James d’Apice is a special counsel at Chamberlains Law Firm, as well as the owner and host of Coffee and a Case Note. The brand is a podcast, as well as a username Mr d'Apice uses on Youtube, Twitter, Facebook, and LinkedIn. Coffee and a Case Note has also amassed over 1,500 followers on Instagram and over 20,000 followers on TikTok.
Mr d'Apice spoke recently on The Lawyers Weekly Show about how practitioners can ease into social media marketing and the value it holds post-pandemic.
As traditional practitioners gradually get left behind, Mr d’Apice said that social media and newer ways of marketing are being co-opted by those leaning further towards new law – but that practitioners with more traditional mindsets shouldn’t rule newer methods out.
“If you are a practitioner who is more open and willing to think in a more open-minded way about the way you run your business, that you’re probably inclined to think in a more open-minded way about the way you market your business, essentially,” he said.
“But I think there is something to be said for a traditional practitioner, reflecting on whether the excellent work they’ve done in distilling a really complex point in an advice they’ve done for a client or in preparing an external seminar, perhaps for an institutional referrer and really getting on top of it, crunchy concept.
“So, I would gently prod anyone who’s thinking about taking an approach like this, regardless of how traditional their environments are, to think carefully about doing it,” Mr d’Apice added.
In terms of getting started in a more digital, modern environment, LinkedIn and Twitter posts and blog posts can be a great way to get comfortable, according to Mr d’Apice.
“I promise your firm is desperate for content on your blog. I promise the marketing team would be delighted to get one blog post every six weeks of high quality from you listening, that nails little SEO targets and brings more users to the firm. So that's one soft option.
“A similar but different approach is to use LinkedIn solely and to initially build your confidence just by liking and commenting on stuff. That of itself is you taking a tiny little step out into the water,” he said.
“And if you can leave one comment and three likes per week, let’s say, just to make up a target, then you’ll be gradually building your confidence and gradually building your comfort with using these platforms.”
This “drip approach”, as Mr d’Apice calls it, can increase comfortability around social media and mean that practitioners can relate more to their clients – but that doesn’t mean in-person interactions aren’t equally valuable.
“You’ve got to go where your clients are or you’re going to get left behind. I’m very comfortable saying that. That said, I think there really is a role for face-to-face, hand-to-hand combat. I mean, we say clients, they’re all just people.
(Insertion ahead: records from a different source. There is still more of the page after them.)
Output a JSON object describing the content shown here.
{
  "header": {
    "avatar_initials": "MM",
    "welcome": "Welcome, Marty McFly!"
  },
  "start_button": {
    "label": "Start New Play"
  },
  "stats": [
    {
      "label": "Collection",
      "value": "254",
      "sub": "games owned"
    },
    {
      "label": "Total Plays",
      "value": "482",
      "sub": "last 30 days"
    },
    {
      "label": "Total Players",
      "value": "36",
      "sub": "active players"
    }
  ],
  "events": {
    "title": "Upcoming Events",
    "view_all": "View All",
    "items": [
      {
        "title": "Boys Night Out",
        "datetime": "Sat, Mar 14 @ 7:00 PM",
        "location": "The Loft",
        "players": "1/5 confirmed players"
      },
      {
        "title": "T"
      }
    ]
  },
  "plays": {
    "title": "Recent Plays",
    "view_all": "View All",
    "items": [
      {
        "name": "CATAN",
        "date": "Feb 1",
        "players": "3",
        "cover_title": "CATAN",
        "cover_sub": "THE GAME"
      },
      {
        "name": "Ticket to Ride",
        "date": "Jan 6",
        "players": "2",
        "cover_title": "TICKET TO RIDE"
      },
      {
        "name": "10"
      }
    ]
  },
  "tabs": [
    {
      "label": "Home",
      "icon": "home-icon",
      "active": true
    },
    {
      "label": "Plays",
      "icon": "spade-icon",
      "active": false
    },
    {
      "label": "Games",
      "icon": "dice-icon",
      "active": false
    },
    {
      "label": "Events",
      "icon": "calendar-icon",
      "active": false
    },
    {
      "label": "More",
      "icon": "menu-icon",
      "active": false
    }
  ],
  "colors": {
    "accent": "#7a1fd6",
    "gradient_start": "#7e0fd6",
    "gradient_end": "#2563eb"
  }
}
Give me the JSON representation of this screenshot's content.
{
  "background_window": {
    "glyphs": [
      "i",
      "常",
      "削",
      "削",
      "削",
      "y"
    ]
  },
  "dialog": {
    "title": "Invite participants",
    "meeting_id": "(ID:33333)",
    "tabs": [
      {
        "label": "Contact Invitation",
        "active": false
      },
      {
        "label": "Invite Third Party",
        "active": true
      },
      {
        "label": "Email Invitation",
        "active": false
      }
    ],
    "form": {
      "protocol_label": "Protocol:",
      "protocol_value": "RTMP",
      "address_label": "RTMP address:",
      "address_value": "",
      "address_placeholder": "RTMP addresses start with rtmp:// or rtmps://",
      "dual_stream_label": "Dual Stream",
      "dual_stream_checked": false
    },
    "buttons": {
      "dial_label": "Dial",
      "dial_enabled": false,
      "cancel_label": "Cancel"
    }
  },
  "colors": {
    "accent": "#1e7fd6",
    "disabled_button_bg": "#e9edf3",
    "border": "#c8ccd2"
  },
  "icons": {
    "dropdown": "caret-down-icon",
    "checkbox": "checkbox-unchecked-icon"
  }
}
There are people who would prefer to sit opposite someone and have a beer, have a glass of wine, have a coffee, have a meal in order to form a relationship,” Mr d’Apice clarified.
“So, there’s a degree where I think it’s easy for people like me to go, oh, the internet is everything, the internet’s the future. There will be some people who run big city businesses from Orange, and the only way you’re going to catch up with them or be important to them is to make sure your Instagram feed looks great. That’s completely true.
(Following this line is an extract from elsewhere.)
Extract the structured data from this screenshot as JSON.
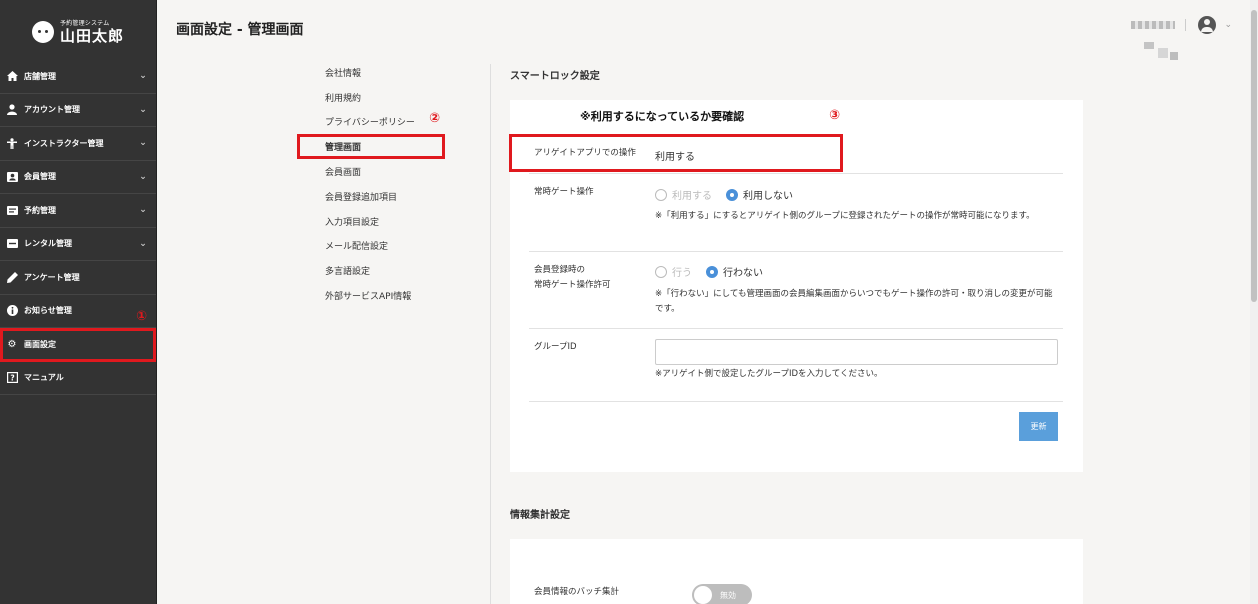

“But I think that we need to be diversified in our portfolio of sources of work. I mean, when the pandemic’s over, there are people I need to catch up with for a beer in order to ensure that I’ve got referrals running from them. And I think if we get too extreme one way or the other, we risk losing an opportunity to serve those people who we seek to serve.”
The transcript of this podcast episode was slightly edited for publishing purposes. To listen to the full conversation with James d’Apice, click below: